Bustling with the well-heeled, being close to France, Geneva is a stylish and vibrant city, famed for its Jet d'eau (a fountain), the United Nations buildings and rich history.
Lake Geneva is the nucleus around which the city revolves. And the action unfolds the minute you step outside the rail station, right into the middle of a busy office square. Just 500 metres away, you spot the lake and your eyes crave to get a closer look at the majestic fountain that soars into the sky. Called the Jet d'Eau fountain, it is an icon of Geneva. Gushing high into the sky at 140 metres with 500 litres of water being propelled into the sky at 200 kilometres per hour, the fountain has been a tourist attraction ever since it was moved to its present location way back in 1891. Legend has it that the Swiss set their clocks by it. It spurts into the sky at sharp 10 am. On a good day, if the weather permits, you can also catch a glimpse of the peak of Mont Blanc (in France) in the backdrop.

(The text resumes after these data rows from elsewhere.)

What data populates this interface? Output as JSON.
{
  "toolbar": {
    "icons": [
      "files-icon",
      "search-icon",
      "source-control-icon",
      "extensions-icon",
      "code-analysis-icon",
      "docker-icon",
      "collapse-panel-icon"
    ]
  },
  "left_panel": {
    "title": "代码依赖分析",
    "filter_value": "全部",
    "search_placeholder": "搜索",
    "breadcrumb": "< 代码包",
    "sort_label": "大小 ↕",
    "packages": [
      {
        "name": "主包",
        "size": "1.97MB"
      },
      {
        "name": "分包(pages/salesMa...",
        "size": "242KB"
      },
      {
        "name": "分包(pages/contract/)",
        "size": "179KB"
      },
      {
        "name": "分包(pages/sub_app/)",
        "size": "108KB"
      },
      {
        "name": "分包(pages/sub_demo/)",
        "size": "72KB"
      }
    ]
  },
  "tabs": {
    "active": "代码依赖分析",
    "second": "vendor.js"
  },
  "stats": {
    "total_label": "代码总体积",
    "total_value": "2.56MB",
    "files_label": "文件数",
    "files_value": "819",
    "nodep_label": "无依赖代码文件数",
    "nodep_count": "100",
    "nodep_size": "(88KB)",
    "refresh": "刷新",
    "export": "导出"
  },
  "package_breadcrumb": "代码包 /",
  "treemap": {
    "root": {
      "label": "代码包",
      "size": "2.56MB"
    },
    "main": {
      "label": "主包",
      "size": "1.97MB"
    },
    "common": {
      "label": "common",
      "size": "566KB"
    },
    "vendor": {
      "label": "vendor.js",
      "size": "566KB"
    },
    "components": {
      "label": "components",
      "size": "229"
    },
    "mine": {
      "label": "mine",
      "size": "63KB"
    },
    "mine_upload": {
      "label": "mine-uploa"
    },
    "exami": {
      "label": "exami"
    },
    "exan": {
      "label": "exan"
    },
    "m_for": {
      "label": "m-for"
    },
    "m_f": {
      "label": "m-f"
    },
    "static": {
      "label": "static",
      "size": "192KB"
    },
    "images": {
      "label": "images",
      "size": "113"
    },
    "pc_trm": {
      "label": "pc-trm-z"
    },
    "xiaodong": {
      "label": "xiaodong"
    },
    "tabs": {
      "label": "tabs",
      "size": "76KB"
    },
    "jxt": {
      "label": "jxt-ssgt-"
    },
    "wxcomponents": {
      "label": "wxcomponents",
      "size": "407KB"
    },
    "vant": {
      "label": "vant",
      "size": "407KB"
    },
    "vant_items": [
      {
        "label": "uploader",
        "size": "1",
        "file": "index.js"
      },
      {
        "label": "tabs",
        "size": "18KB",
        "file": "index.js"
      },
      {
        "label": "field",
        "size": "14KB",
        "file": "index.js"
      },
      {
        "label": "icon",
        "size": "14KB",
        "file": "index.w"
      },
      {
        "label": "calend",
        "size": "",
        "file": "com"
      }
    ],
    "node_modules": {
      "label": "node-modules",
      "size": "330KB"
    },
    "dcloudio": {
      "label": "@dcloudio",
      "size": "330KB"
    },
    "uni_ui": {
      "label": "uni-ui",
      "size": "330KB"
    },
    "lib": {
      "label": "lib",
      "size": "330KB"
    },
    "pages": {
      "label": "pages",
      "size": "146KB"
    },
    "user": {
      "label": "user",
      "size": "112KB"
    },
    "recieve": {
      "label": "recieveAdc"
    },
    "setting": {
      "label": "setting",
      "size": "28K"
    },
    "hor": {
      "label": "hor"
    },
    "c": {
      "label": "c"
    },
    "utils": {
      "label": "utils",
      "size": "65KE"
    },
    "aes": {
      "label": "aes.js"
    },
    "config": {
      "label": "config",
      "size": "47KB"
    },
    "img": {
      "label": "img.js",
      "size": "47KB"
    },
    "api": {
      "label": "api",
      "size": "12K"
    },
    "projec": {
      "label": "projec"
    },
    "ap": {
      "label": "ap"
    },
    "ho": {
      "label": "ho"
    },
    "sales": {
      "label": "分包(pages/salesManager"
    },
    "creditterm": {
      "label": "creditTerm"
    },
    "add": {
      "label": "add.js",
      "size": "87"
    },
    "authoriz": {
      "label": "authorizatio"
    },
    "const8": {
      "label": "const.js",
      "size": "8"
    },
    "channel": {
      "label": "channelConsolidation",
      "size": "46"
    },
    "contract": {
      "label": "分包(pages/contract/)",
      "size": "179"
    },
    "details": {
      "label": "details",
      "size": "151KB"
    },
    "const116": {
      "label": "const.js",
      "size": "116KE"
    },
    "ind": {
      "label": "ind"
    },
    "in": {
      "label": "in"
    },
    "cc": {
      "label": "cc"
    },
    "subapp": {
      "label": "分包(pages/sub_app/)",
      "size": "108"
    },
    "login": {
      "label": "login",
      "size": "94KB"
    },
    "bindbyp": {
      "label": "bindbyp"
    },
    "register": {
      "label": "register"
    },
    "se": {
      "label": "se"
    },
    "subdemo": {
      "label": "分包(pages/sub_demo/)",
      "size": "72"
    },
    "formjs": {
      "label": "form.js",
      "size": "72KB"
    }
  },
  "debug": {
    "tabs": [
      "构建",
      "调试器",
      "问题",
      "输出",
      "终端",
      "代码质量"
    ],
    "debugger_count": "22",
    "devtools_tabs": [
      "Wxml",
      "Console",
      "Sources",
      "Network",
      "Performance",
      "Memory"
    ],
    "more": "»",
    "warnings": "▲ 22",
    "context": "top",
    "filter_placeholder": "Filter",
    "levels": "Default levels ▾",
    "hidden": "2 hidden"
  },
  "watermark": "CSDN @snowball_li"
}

Sights and sounds
A sprawling English-style garden was developed next to the lake, and another famous landmark -- the Flower Clock -- makes tourists scramble for a photo here. A symbol of the Geneva watch industry, this clock is a masterpiece of technology and floral art. The seconds-hand of Geneva's Flower Clock is the largest in the world (it is more than 2.5 meters long)!
Geneva is a city seeped in history. The huge white Reformation Wall stands in the Bastions Park, which also houses the University. The construction of the Reformation Wall in the Bastions Park began in 1909, the year that marked the 400th anniversary of the birth of Jean Calvin, and the 350th year of the foundation of the Academy of Geneva. Geneva is also known for its UN buildings, and a drive around would take about an hour. The city first housed the League of Nations that was constructed between 1929 and 1936. It became the headquarters of the UN in 1946 when the former organisation was dissolved.